NEW DELHI: After years of tolerance challenges, non-bank lenders are finally set to certify regularly at FY23, a report said on Friday.
Non-bank financial institutions (NBFCs) will launch FY23 with sufficient capital buffers, stability margins and balance sheet supply, while adequate liquidity plans will help fund, the report said. a real estate lending company, say.
The agency, which maintains a ‘stable’ private sector view and a ‘stable’ rating rating for NBFCs, said its expectations would be true without any negative events.
Credit growth for companies whose rates will rise to 14 per cent at FY23 from 8 per cent at FY22.
Since default by IL&FS in 2017, the NBFC has faced serious problems with the pandemic outbreak, which has affected liquidity.
The agency said the expected increase in system interest rates and asset quality issues is in part due to the weak impact of the pandemic on the performance of NBFCs in the new fiscal year.
The department is facing increased regulatory oversight and pushing closer with banks through a number of measures such as size-based regulation, asset allocation and asset allocation (PCA), he said.
Securities trading for NBFCs could see a revival in FY23 with credit growth of 14 per cent, up from 7-8 per cent in FY22.
“Commodities such as mortgages, mortgages and mortgages can testify to higher demand and unsecured business loans which saw the highest demand during the pandemic.
“Growth in the transport sector could be revived based on the availability of vehicles facing a shortage of cars due to the pandemic, along with an increase in the borrower’s confidence in the systemic recovery,” he said.
The gold loan sector could see a balanced growth in tandem with gold prices with the opening of other financing options for borrowers. Mortgages against real estate will see significant growth as it will be the primary source for borrowers to use loans for working capital or capital growth, he said.
Meanwhile, on the forthcoming interest rate hikes, he said the NBFC would have to restructure their funding systems. Credit rates may be normal at FY23 although headline asset numbers may seem high, he noted.

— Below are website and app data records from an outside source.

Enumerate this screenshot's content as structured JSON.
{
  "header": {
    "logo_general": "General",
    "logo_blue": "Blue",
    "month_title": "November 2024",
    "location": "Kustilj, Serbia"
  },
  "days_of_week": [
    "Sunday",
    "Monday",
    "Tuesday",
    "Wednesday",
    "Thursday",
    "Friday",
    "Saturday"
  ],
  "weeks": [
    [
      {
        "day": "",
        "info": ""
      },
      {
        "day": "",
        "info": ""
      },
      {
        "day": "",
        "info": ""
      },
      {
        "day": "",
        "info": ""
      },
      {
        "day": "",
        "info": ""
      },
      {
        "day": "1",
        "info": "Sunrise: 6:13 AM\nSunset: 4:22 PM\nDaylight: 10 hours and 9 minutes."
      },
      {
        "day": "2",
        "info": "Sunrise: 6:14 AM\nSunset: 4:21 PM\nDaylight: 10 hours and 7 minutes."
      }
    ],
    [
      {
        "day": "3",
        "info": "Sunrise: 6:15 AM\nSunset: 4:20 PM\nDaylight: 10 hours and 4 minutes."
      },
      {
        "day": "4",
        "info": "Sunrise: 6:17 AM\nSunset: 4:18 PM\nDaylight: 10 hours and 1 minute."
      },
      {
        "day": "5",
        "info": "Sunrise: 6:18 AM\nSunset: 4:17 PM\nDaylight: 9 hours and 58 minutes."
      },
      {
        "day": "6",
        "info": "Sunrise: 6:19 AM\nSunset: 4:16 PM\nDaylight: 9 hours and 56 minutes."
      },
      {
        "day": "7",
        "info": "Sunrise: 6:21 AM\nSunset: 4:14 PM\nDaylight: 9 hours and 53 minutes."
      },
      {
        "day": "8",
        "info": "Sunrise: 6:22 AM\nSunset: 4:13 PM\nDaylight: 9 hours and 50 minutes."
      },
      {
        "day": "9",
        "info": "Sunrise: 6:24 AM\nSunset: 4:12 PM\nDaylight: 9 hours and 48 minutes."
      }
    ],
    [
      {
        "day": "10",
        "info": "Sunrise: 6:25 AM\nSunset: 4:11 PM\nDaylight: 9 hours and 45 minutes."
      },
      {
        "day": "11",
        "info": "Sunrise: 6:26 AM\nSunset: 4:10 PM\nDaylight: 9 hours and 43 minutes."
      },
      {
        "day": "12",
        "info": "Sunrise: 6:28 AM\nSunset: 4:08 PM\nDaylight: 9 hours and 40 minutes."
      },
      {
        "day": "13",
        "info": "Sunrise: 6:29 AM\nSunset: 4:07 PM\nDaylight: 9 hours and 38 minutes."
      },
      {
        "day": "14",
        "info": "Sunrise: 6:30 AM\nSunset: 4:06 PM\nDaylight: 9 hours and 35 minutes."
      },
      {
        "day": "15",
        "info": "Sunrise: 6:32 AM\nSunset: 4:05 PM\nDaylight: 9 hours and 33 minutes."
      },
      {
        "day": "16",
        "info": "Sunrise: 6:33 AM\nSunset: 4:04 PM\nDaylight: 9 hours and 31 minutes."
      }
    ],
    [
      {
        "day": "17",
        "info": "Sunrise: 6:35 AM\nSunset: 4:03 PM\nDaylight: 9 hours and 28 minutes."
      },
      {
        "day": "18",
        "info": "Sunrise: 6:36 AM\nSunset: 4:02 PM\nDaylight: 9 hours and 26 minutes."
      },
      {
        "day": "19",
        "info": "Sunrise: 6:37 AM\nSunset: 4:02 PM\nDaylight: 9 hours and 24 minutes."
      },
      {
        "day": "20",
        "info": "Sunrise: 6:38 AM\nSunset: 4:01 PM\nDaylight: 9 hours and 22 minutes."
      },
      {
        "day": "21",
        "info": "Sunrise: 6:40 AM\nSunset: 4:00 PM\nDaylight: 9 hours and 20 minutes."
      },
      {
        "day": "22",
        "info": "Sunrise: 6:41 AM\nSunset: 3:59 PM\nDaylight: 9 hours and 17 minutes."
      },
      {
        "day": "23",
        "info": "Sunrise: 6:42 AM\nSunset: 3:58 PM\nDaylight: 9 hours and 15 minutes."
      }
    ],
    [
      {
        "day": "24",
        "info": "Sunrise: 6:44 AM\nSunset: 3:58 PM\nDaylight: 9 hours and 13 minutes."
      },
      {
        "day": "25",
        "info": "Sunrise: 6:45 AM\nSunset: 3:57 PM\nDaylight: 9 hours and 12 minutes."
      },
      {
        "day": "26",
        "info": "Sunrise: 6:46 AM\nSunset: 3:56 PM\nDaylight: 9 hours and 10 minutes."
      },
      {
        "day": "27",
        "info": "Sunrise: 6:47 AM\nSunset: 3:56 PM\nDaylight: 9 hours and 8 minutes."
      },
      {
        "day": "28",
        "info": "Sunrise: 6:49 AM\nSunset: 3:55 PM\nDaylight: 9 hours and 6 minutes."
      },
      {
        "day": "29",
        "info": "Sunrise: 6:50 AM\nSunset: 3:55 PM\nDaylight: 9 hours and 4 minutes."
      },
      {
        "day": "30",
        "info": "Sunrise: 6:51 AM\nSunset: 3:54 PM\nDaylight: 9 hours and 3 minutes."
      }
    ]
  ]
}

The sectors facing increasing inequality for non-banks are those whose customer profile may be most vulnerable, such as bicycles, trains, unsecured business loans, microfinance and heavier commercial vehicles, he said.